World first schizophrenia drug trial commences
A world first, three-year clinical drug trial for the treatment of schizophrenia will commence in July 2009 at Neuroscience Research Australia.
The trial is based on research conducted by leading schizophrenia researcher, Prof Cyndi Shannon Weickert, who has discovered that a brain receptor that normally stimulates growth during adolescence can be abnormal in people with schizophrenia.
Prof Shannon Weickert is the Macquarie Group Foundation Chair of Schizophrenia Research, a joint initiative of NeuRA, SRI and UNSW.
“We now know that this brain receptor does not work correctly in many people with schizophrenia,” said Prof Shannon Weickert. “With this drug trial, we plan to stimulate the faulty receptor to restore its function. This change in receptor function should lead to improvements in thinking ability, language, memory, motivation, and social skills.”
Participants will take Raloxifene, which is already used to treat cancer and osteoporosis, in addition to their ongoing medication. Raloxifene stimulates the oestrogen hormone receptor in the brain but does not produce feminising side-effects in males.
The aim is to learn how this oestrogen receptor regulator can influence thinking ability and social function in people with schizophrenia. The hope is that this drug will be used as a new additional therapy for these treatment resistant problems in people with schizophrenia.
The team, co-led by NeuRA’s Dr Thomas Weickert (also a senior lecturer at UNSW School of Psychiatry), are planning to recruit 88 male and female people with schizophrenia who are 18 to 50 years old.
If you are interested in taking part in the trials, contact Dr Richard Morris on 02 9399 1142 or email email@example.com
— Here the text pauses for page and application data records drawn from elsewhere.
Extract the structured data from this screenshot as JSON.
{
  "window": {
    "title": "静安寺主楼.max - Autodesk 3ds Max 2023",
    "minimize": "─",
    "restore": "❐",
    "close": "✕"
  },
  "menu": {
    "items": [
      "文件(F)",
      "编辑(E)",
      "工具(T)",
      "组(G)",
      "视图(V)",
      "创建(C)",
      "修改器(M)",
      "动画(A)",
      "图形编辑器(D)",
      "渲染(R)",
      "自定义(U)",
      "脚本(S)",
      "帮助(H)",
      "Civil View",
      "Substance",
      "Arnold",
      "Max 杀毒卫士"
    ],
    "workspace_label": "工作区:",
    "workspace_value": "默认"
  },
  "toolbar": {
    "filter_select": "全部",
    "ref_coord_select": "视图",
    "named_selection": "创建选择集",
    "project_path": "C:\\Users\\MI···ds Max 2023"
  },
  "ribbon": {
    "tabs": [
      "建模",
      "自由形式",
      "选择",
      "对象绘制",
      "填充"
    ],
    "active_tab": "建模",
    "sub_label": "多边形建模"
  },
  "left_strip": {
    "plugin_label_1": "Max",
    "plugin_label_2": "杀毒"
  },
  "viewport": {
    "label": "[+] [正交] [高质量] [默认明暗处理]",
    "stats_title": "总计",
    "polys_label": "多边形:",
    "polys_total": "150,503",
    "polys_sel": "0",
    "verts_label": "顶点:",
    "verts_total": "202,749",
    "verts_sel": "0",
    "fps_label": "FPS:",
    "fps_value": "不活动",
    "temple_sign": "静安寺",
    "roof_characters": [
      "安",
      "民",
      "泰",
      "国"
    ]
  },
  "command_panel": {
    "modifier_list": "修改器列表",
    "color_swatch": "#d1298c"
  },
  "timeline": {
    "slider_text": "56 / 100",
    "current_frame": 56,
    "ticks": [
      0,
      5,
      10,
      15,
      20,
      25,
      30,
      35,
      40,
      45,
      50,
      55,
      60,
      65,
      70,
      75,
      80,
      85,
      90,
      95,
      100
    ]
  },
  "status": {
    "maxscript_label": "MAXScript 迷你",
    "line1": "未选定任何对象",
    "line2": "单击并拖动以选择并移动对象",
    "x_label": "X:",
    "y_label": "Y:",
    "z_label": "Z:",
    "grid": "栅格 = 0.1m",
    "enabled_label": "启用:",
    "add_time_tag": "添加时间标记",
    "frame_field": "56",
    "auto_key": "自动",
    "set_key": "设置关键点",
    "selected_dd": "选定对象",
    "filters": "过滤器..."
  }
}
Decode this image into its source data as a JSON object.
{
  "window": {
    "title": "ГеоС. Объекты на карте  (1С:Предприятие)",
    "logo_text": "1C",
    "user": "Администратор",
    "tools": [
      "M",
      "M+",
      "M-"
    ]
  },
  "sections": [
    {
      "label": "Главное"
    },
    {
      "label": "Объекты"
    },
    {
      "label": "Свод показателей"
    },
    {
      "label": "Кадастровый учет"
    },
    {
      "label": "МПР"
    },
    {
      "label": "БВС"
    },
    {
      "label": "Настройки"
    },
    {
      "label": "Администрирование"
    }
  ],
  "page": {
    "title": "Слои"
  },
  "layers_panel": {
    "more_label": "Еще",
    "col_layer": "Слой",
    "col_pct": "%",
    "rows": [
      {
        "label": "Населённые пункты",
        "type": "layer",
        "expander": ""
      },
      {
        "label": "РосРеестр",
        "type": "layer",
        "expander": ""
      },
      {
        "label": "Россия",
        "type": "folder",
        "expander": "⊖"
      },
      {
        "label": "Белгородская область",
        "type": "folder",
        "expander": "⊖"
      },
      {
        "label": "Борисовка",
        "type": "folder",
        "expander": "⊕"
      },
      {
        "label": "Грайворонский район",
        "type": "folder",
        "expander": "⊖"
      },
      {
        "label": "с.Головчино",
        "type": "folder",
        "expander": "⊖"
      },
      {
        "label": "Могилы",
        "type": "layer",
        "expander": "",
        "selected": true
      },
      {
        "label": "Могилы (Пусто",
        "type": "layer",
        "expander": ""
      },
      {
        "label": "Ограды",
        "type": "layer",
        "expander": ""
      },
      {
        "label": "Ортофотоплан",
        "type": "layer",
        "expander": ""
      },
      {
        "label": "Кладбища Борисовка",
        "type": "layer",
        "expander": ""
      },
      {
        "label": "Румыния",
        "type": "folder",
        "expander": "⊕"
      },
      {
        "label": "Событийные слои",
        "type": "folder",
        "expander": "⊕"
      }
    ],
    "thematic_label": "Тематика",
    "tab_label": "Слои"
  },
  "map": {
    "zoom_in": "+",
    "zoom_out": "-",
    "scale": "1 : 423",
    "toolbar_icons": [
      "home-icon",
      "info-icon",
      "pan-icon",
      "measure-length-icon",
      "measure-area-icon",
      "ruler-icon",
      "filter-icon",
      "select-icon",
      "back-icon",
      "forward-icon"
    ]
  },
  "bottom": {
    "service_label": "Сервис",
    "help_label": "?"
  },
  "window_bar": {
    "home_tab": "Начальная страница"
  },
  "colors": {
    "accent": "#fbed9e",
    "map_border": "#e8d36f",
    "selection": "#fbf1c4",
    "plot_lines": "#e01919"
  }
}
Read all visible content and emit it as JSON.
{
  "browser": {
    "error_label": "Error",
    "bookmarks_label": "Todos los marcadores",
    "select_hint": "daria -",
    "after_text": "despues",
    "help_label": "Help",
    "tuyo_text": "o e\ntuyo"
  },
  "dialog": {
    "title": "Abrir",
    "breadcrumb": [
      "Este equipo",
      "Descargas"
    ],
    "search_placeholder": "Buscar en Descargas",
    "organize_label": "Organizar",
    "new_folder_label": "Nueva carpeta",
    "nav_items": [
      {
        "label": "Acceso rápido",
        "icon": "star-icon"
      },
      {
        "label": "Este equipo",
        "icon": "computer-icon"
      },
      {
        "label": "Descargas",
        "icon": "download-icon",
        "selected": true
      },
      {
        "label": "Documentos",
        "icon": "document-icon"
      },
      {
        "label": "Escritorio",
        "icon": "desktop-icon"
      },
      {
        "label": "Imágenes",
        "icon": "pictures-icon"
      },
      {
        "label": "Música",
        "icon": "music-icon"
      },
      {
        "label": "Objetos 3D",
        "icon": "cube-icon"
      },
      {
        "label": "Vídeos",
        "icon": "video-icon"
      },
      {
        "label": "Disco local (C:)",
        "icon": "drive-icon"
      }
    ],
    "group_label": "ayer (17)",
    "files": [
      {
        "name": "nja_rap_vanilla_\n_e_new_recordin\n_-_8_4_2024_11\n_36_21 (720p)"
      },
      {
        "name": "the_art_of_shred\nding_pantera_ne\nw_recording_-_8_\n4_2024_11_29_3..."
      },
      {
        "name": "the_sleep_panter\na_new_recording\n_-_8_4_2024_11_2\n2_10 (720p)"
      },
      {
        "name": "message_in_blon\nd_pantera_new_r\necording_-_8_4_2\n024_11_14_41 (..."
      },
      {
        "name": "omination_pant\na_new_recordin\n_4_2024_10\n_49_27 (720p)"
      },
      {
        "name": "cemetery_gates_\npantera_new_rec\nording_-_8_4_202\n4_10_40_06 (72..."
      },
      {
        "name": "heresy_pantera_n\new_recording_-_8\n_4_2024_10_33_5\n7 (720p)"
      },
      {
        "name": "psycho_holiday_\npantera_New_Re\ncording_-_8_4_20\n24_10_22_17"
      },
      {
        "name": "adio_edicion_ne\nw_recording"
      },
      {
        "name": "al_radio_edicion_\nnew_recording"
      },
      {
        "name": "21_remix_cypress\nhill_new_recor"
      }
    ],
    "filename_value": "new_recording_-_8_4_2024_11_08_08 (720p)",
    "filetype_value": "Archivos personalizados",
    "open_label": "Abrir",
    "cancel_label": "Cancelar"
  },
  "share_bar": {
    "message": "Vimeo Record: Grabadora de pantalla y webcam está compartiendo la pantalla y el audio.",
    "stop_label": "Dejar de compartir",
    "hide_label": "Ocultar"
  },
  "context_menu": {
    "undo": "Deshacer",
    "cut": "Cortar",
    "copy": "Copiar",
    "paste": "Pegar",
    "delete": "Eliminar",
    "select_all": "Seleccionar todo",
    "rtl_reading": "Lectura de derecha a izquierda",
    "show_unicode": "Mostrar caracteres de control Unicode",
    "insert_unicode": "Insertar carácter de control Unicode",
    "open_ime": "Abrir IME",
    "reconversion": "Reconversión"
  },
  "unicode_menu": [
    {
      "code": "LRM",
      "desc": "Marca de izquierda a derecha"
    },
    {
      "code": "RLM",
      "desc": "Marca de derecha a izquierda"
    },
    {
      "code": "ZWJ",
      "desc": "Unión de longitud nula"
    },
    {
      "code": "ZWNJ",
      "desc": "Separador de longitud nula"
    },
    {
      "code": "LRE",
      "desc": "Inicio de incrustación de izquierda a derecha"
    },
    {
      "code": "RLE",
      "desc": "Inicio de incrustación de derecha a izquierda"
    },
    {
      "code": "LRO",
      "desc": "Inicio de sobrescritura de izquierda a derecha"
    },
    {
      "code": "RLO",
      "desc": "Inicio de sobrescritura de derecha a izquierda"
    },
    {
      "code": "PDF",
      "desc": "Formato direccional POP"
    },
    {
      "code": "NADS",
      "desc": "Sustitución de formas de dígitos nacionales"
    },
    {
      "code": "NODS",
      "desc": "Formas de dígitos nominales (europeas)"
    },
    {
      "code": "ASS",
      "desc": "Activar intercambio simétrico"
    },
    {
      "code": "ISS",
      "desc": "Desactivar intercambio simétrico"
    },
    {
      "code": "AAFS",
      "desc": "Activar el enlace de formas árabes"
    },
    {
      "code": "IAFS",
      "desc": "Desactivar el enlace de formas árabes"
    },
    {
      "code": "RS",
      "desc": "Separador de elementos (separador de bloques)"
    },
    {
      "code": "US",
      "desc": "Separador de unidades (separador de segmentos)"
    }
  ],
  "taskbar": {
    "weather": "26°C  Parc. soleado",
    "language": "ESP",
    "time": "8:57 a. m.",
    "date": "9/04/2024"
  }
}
This research was highlighted in the ABC’s Australian Story on Monday 11 May 2009. View the Australian Story Program